“Some of that modeling we did was, ‘what if the U.S. migrated to chip before Canada and all of their fraud came to us?’ Well, that would paint a very ugly picture. So, the good news is that we’re definitely there, ahead of the U.S.”
However, he adds that Mastercard has recently endorsed chip technology in the U.S., which he sees as a promising sign.
But what is taking the Americans so long?
“It’s too much of a wild west in the U.S.,” says Litan. “There’s like 8,000 banks and millions of merchants. In Canada, you only have like five really big banks that count. So, they can kind of make these decisions much more centrally.”
The cost of upgrading the infrastructure for card payments is enormous and besides, she says, the U.S. already has some very good fraud detection measures in place.
That said, with chip technology making inroads all over the world, the U.S. is clearly trailing behind. “We’re like the only country except little countries in Africa that haven’t [adopted it],” says Litan.
The security offered by chip over magstripe is enormous, explains Manahan, and that is why it has seen widespread adoption around the world. Magstripes contain data that can be copied with a magnetic card reader/writer, whereas a chip is essentially a piece of hardware with strong encryption – much harder to “clone.”

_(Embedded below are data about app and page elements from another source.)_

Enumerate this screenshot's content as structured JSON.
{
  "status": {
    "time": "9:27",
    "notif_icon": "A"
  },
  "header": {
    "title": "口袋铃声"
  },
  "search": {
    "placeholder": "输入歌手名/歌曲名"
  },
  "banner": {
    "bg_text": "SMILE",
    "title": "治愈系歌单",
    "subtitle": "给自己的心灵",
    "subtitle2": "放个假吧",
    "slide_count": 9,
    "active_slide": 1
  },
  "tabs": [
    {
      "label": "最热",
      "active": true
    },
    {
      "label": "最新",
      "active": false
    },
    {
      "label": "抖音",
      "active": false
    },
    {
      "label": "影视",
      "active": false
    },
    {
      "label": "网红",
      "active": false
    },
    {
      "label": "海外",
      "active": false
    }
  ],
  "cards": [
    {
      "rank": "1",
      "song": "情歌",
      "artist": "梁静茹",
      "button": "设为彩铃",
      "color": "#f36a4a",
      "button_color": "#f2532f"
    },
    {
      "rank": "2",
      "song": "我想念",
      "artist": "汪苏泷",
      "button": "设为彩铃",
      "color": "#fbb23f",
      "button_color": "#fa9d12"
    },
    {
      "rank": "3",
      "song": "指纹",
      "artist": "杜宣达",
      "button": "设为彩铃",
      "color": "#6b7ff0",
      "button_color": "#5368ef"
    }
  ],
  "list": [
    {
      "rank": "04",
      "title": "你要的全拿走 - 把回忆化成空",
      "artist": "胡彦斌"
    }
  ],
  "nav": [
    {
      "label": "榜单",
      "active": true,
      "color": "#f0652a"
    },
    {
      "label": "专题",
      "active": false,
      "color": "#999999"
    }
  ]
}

“You actually need to have that person’s physical piece of plastic with you,” he says. “It’s no longer just a matter of can you hack into a database or can you do some systemic way of copying magstripes, whether an ATM or something like that. You actually need to steal that card or find a lost card somewhere.”
And cracking the chip technology, while not impossible, is so highly impractical that criminals aren’t likely to even bother trying, he adds. Last year, two European security consulting firms, Aperture Labs Ltd. and Inverse Path S.r.l., published a study titled, ‘Chip and PIN is definitely broken,’ complete with pictures of custom-designed electronics built into ATMs that could skim information from chip cards.
Litan says while she considers it “a valid study,” in practical terms the “impact of that type of vulnerability is virtually nothing.”
Manahan, who has also seen the study, agrees and notes that one key thing it didn’t address was the economic viability of performing that kind of chip fraud. The difficulty and danger involved in breaking into an ATM to install the new card-skimming devices would be enough of a deterrent to the kind of organized criminals involved in the card racket. “In terms of economic viability to the criminal, they just look at it and say, ‘no, not worth our while.’”
But Manahan adds that Mastercard [NYSE: MA] does keep up to date with the latest information security research. He welcomes attempts to expose flaws in chip technology and says there are regular efforts to come up with stronger encryption for it.
“There’s always that raising of the bar, which is one of the nice things about the technology. With magnetic stripe, which is really just static information, you really couldn’t do upgrades to the security sort of on-the-fly. But now we can with this technology.”